Records from a data source
§ §

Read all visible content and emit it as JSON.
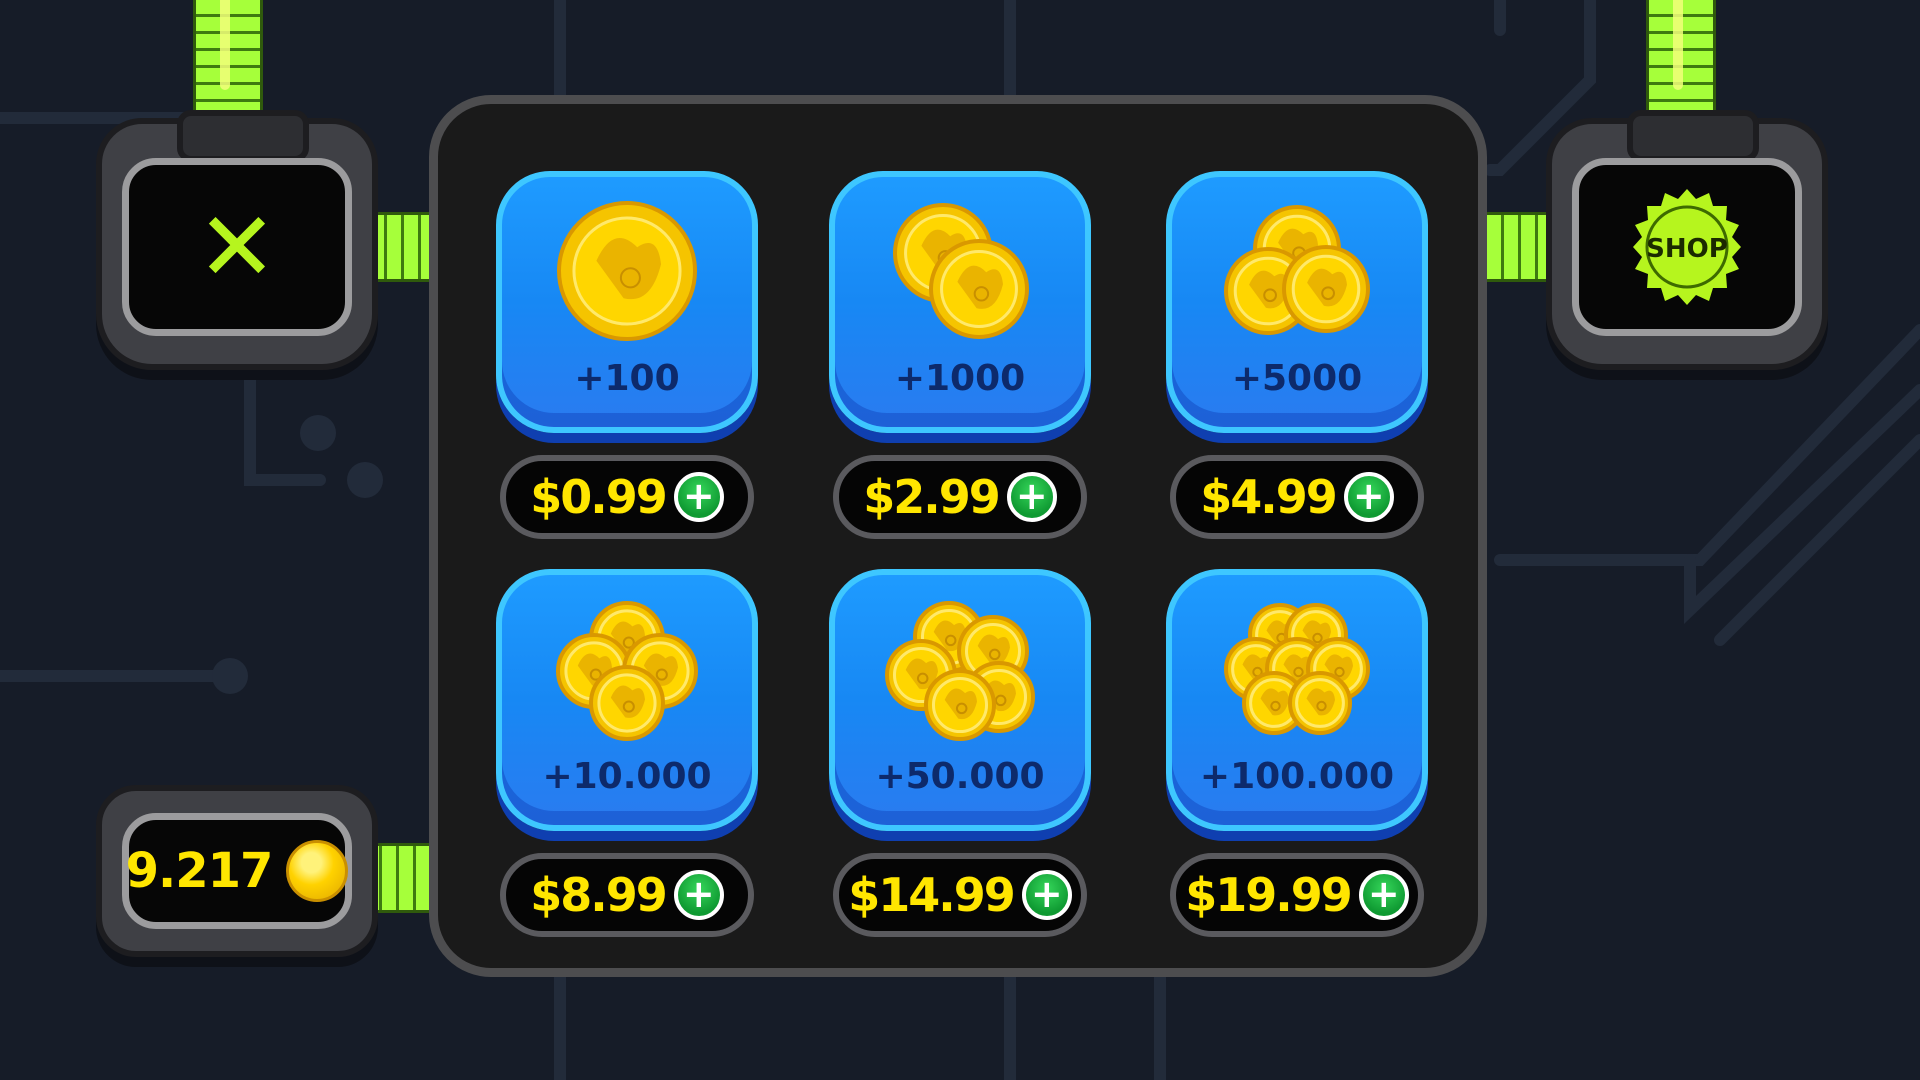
{
  "header": {
    "close_icon": "close-x-icon",
    "shop_label": "SHOP"
  },
  "balance": {
    "value": "9.217",
    "icon": "coin-icon"
  },
  "shop": {
    "items": [
      {
        "amount": "+100",
        "price": "$0.99",
        "coins": 1
      },
      {
        "amount": "+1000",
        "price": "$2.99",
        "coins": 2
      },
      {
        "amount": "+5000",
        "price": "$4.99",
        "coins": 3
      },
      {
        "amount": "+10.000",
        "price": "$8.99",
        "coins": 4
      },
      {
        "amount": "+50.000",
        "price": "$14.99",
        "coins": 5
      },
      {
        "amount": "+100.000",
        "price": "$19.99",
        "coins": 7
      }
    ],
    "add_symbol": "+"
  },
  "colors": {
    "background": "#161c28",
    "accent_green": "#b6f51e",
    "coin_gold": "#ffd200",
    "tile_blue": "#1e9bff",
    "price_yellow": "#ffe600",
    "plus_green": "#1fb444"
  }
}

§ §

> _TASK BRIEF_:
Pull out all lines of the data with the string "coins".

> _COMPLETED EXERCISE_:
        "coins": 1
        "coins": 2
        "coins": 3
        "coins": 4
        "coins": 5
        "coins": 7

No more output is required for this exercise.